MathOverflow is a question and answer site for professional mathematicians. Join them; it only takes a minute:

Sign up
Here's how it works:
  1. Anybody can ask a question
  2. Anybody can answer
  3. The best answers are voted up and rise to the top

We know that $GF(p^c)$ is a subfield of $GF(p^{cn})$. Also we know that elements in $GF(p^c)$ can be represent by degree $c$ polynomials with coefficients in $\mathbb Z_p$, where multiplication is done by usual polynomial multiplication modulo a degree $c$ irreducible polynomial $p$.

The question is, given the representation of $GF(p^c)$ and $GF(p^{cn})$ (by giving the two irreducible polynomials), can we find what an element in $GF(p^c)$ should be in the representation of $GF(p^{cn})$? Can it be found in polylog($p^c$) time?
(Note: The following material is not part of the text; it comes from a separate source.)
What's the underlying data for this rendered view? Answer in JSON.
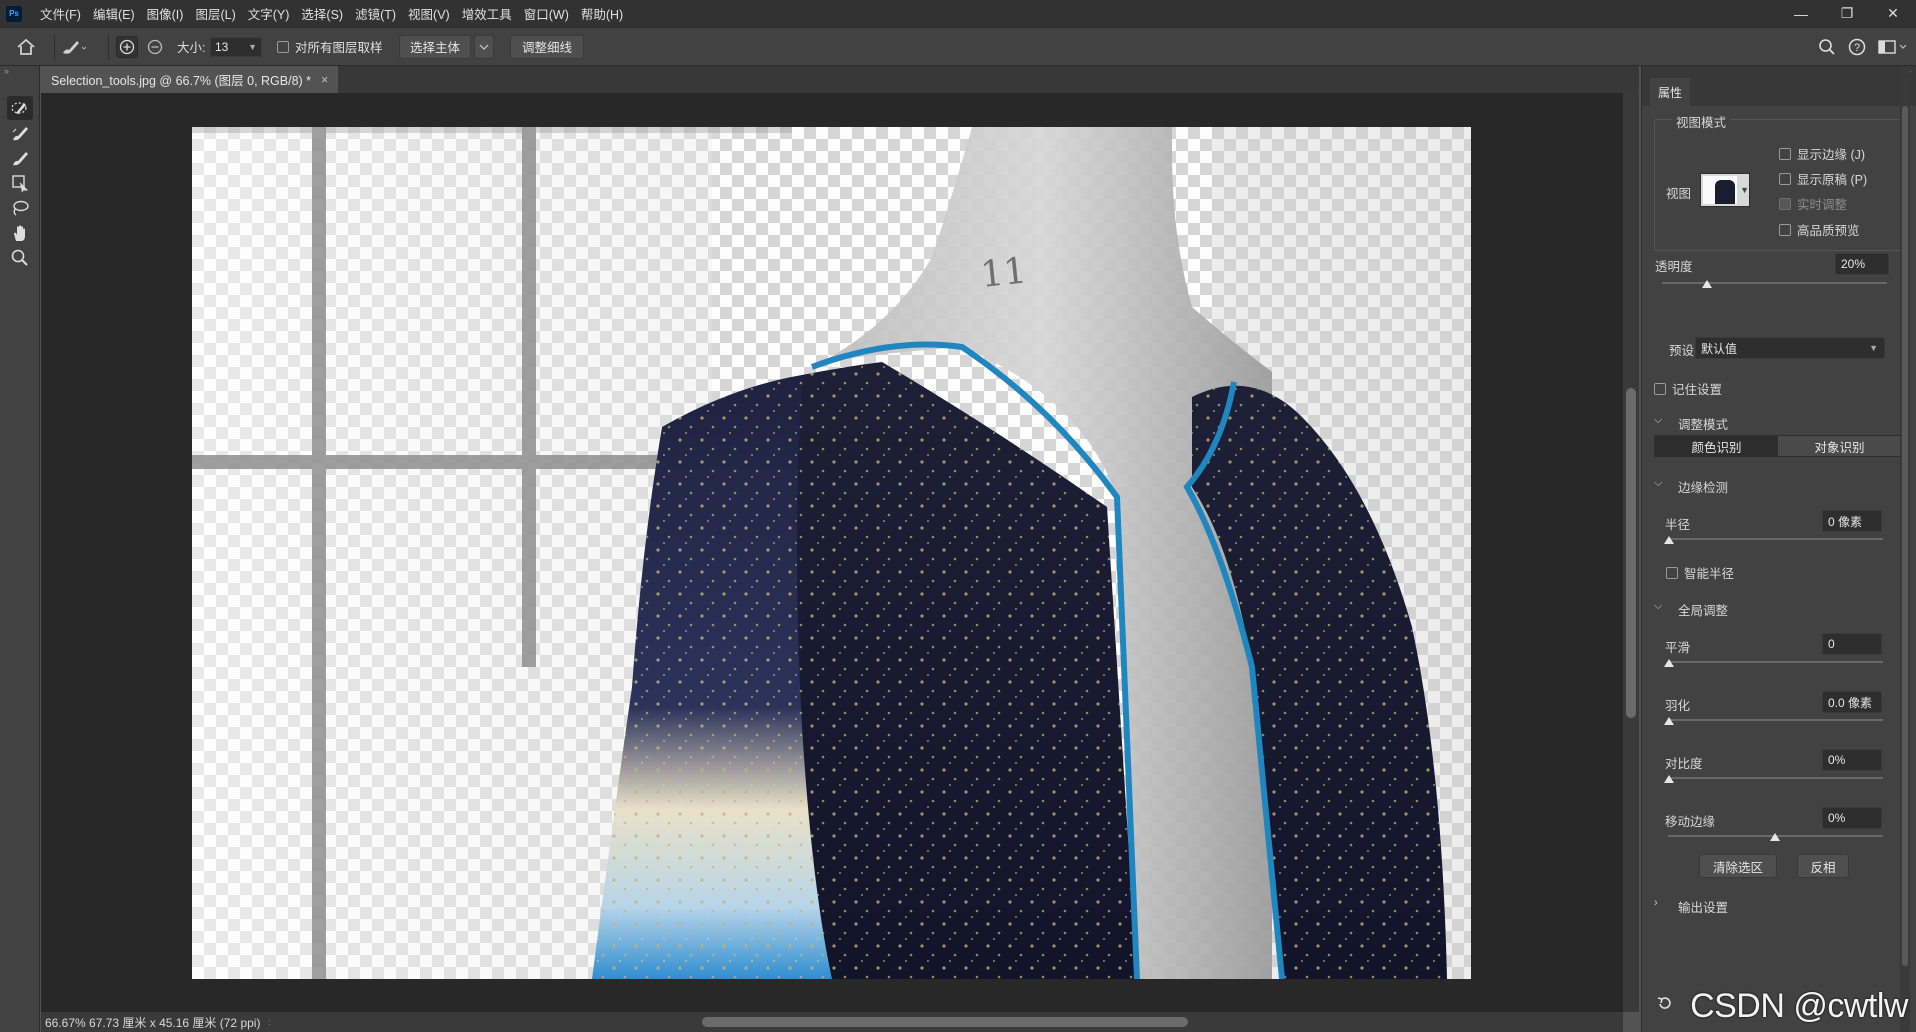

It would be really helpful if you could also provide some references.

share|cite|improve this question
Remember that you will only find the element 'up to conjugacy'. A trick researchers in finite fields often use is to use a primitive polynomial to generate the bigger field. Then you can pick the relative norm of that generator as a generator for the smaller field. That makes it easy to, e.g. align multiplicative characters. This doesn't answer your question because then the lower degree primitive polynomial will be determined (shouldn't be too hard to compute either). May be that route is not open to you? – Jyrki Lahtonen Oct 3 '11 at 20:48
up vote 3 down vote accepted
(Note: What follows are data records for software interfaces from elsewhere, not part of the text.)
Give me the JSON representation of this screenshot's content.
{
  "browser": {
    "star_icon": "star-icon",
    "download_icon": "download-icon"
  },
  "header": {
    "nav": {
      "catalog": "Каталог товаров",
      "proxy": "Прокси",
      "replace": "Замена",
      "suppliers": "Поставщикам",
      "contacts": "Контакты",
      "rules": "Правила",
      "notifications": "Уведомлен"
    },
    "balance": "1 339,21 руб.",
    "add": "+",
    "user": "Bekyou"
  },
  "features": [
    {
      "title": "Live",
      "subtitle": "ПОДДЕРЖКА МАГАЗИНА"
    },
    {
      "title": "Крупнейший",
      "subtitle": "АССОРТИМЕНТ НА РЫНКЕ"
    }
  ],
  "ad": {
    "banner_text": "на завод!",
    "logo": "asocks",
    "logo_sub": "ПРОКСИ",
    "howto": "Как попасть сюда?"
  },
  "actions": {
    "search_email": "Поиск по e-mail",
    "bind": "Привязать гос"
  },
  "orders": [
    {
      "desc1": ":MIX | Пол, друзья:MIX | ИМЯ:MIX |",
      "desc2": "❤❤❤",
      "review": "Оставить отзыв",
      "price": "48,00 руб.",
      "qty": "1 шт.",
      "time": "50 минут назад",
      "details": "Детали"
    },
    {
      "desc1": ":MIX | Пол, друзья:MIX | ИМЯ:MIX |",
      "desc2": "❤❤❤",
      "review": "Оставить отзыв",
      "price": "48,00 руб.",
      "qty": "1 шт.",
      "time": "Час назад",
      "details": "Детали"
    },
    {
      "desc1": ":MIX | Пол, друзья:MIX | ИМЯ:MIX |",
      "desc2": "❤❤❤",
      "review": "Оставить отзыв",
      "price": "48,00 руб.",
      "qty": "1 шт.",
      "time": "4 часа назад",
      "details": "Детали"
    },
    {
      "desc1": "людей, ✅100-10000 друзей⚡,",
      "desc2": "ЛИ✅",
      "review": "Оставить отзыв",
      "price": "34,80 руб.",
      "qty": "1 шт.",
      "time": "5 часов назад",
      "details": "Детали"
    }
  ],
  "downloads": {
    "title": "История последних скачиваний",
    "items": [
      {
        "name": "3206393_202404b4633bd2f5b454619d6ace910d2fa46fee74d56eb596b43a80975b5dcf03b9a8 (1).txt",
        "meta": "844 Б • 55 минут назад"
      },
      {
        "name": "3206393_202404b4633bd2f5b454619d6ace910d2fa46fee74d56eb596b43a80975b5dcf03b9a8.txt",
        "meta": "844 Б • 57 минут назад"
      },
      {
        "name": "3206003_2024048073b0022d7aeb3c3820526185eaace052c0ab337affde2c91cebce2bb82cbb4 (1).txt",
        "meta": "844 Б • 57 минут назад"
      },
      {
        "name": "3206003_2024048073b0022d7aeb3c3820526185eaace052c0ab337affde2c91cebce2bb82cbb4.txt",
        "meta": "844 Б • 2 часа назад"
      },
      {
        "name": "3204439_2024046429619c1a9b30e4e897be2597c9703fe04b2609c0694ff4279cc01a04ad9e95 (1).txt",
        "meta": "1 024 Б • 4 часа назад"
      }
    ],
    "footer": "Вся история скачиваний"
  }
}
H. Lenstra Finding isomorphisms between finite fields, Math. Comp. 56 (1991), 329–347.

BTW $O(polylog\ {p^{cn}})$ because the answer typically won't be sparse.

share|cite|improve this answer
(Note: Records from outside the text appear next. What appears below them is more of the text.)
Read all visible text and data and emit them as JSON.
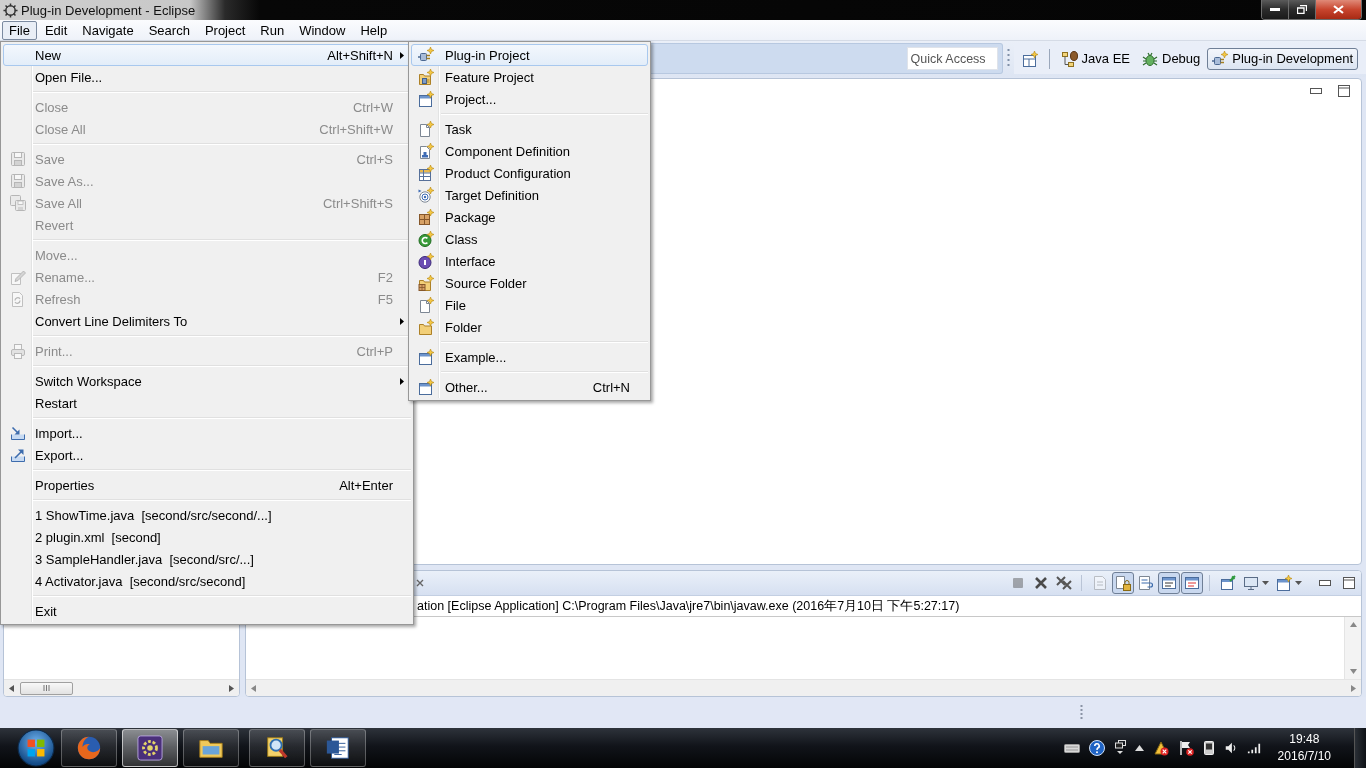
{
  "window": {
    "title": "Plug-in Development - Eclipse"
  },
  "menu_bar": [
    {
      "label": "File",
      "selected": true
    },
    {
      "label": "Edit",
      "selected": false
    },
    {
      "label": "Navigate",
      "selected": false
    },
    {
      "label": "Search",
      "selected": false
    },
    {
      "label": "Project",
      "selected": false
    },
    {
      "label": "Run",
      "selected": false
    },
    {
      "label": "Window",
      "selected": false
    },
    {
      "label": "Help",
      "selected": false
    }
  ],
  "toolbar": {
    "quick_access": {
      "placeholder": "Quick Access"
    },
    "perspectives": [
      {
        "label": "Java EE",
        "selected": false
      },
      {
        "label": "Debug",
        "selected": false
      },
      {
        "label": "Plug-in Development",
        "selected": true
      }
    ]
  },
  "file_menu": {
    "items": [
      {
        "kind": "item",
        "label": "New",
        "shortcut": "Alt+Shift+N",
        "submenu": true,
        "disabled": false,
        "selected": true
      },
      {
        "kind": "item",
        "label": "Open File...",
        "submenu": false,
        "disabled": false,
        "selected": false
      },
      {
        "kind": "separator"
      },
      {
        "kind": "item",
        "label": "Close",
        "shortcut": "Ctrl+W",
        "submenu": false,
        "disabled": true,
        "selected": false
      },
      {
        "kind": "item",
        "label": "Close All",
        "shortcut": "Ctrl+Shift+W",
        "submenu": false,
        "disabled": true,
        "selected": false
      },
      {
        "kind": "separator"
      },
      {
        "kind": "item",
        "label": "Save",
        "shortcut": "Ctrl+S",
        "submenu": false,
        "disabled": true,
        "selected": false
      },
      {
        "kind": "item",
        "label": "Save As...",
        "submenu": false,
        "disabled": true,
        "selected": false
      },
      {
        "kind": "item",
        "label": "Save All",
        "shortcut": "Ctrl+Shift+S",
        "submenu": false,
        "disabled": true,
        "selected": false
      },
      {
        "kind": "item",
        "label": "Revert",
        "submenu": false,
        "disabled": true,
        "selected": false
      },
      {
        "kind": "separator"
      },
      {
        "kind": "item",
        "label": "Move...",
        "submenu": false,
        "disabled": true,
        "selected": false
      },
      {
        "kind": "item",
        "label": "Rename...",
        "shortcut": "F2",
        "submenu": false,
        "disabled": true,
        "selected": false
      },
      {
        "kind": "item",
        "label": "Refresh",
        "shortcut": "F5",
        "submenu": false,
        "disabled": true,
        "selected": false
      },
      {
        "kind": "item",
        "label": "Convert Line Delimiters To",
        "submenu": true,
        "disabled": false,
        "selected": false
      },
      {
        "kind": "separator"
      },
      {
        "kind": "item",
        "label": "Print...",
        "shortcut": "Ctrl+P",
        "submenu": false,
        "disabled": true,
        "selected": false
      },
      {
        "kind": "separator"
      },
      {
        "kind": "item",
        "label": "Switch Workspace",
        "submenu": true,
        "disabled": false,
        "selected": false
      },
      {
        "kind": "item",
        "label": "Restart",
        "submenu": false,
        "disabled": false,
        "selected": false
      },
      {
        "kind": "separator"
      },
      {
        "kind": "item",
        "label": "Import...",
        "submenu": false,
        "disabled": false,
        "selected": false
      },
      {
        "kind": "item",
        "label": "Export...",
        "submenu": false,
        "disabled": false,
        "selected": false
      },
      {
        "kind": "separator"
      },
      {
        "kind": "item",
        "label": "Properties",
        "shortcut": "Alt+Enter",
        "submenu": false,
        "disabled": false,
        "selected": false
      },
      {
        "kind": "separator"
      },
      {
        "kind": "item",
        "label": "1 ShowTime.java  [second/src/second/...]",
        "submenu": false,
        "disabled": false,
        "selected": false
      },
      {
        "kind": "item",
        "label": "2 plugin.xml  [second]",
        "submenu": false,
        "disabled": false,
        "selected": false
      },
      {
        "kind": "item",
        "label": "3 SampleHandler.java  [second/src/...]",
        "submenu": false,
        "disabled": false,
        "selected": false
      },
      {
        "kind": "item",
        "label": "4 Activator.java  [second/src/second]",
        "submenu": false,
        "disabled": false,
        "selected": false
      },
      {
        "kind": "separator"
      },
      {
        "kind": "item",
        "label": "Exit",
        "submenu": false,
        "disabled": false,
        "selected": false
      }
    ]
  },
  "new_submenu": {
    "items": [
      {
        "kind": "item",
        "label": "Plug-in Project",
        "selected": true
      },
      {
        "kind": "item",
        "label": "Feature Project",
        "selected": false
      },
      {
        "kind": "item",
        "label": "Project...",
        "selected": false
      },
      {
        "kind": "separator"
      },
      {
        "kind": "item",
        "label": "Task",
        "selected": false
      },
      {
        "kind": "item",
        "label": "Component Definition",
        "selected": false
      },
      {
        "kind": "item",
        "label": "Product Configuration",
        "selected": false
      },
      {
        "kind": "item",
        "label": "Target Definition",
        "selected": false
      },
      {
        "kind": "item",
        "label": "Package",
        "selected": false
      },
      {
        "kind": "item",
        "label": "Class",
        "selected": false
      },
      {
        "kind": "item",
        "label": "Interface",
        "selected": false
      },
      {
        "kind": "item",
        "label": "Source Folder",
        "selected": false
      },
      {
        "kind": "item",
        "label": "File",
        "selected": false
      },
      {
        "kind": "item",
        "label": "Folder",
        "selected": false
      },
      {
        "kind": "separator"
      },
      {
        "kind": "item",
        "label": "Example...",
        "selected": false
      },
      {
        "kind": "separator"
      },
      {
        "kind": "item",
        "label": "Other...",
        "shortcut": "Ctrl+N",
        "selected": false
      }
    ]
  },
  "console": {
    "toolbar": [
      {
        "kind": "button",
        "pressed": false,
        "disabled": true
      },
      {
        "kind": "button",
        "pressed": false,
        "disabled": false
      },
      {
        "kind": "button",
        "pressed": false,
        "disabled": false
      },
      {
        "kind": "separator"
      },
      {
        "kind": "button",
        "pressed": false,
        "disabled": true
      },
      {
        "kind": "button",
        "pressed": true,
        "disabled": false
      },
      {
        "kind": "button",
        "pressed": false,
        "disabled": false
      },
      {
        "kind": "button",
        "pressed": true,
        "disabled": false
      },
      {
        "kind": "button",
        "pressed": true,
        "disabled": false
      },
      {
        "kind": "separator"
      },
      {
        "kind": "button",
        "pressed": false,
        "disabled": false
      },
      {
        "kind": "dropdown",
        "pressed": false,
        "disabled": false
      },
      {
        "kind": "dropdown",
        "pressed": false,
        "disabled": false
      }
    ],
    "description": "ation [Eclipse Application] C:\\Program Files\\Java\\jre7\\bin\\javaw.exe (2016年7月10日 下午5:27:17)"
  },
  "taskbar": {
    "apps": [
      {
        "selected": false
      },
      {
        "selected": true
      },
      {
        "selected": false
      },
      {
        "selected": false
      },
      {
        "selected": false
      }
    ],
    "clock": {
      "time": "19:48",
      "date": "2016/7/10"
    }
  }
}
Your Answer


By posting your answer, you agree to the privacy policy and terms of service.

Not the answer you're looking for? Browse other questions tagged or ask your own question.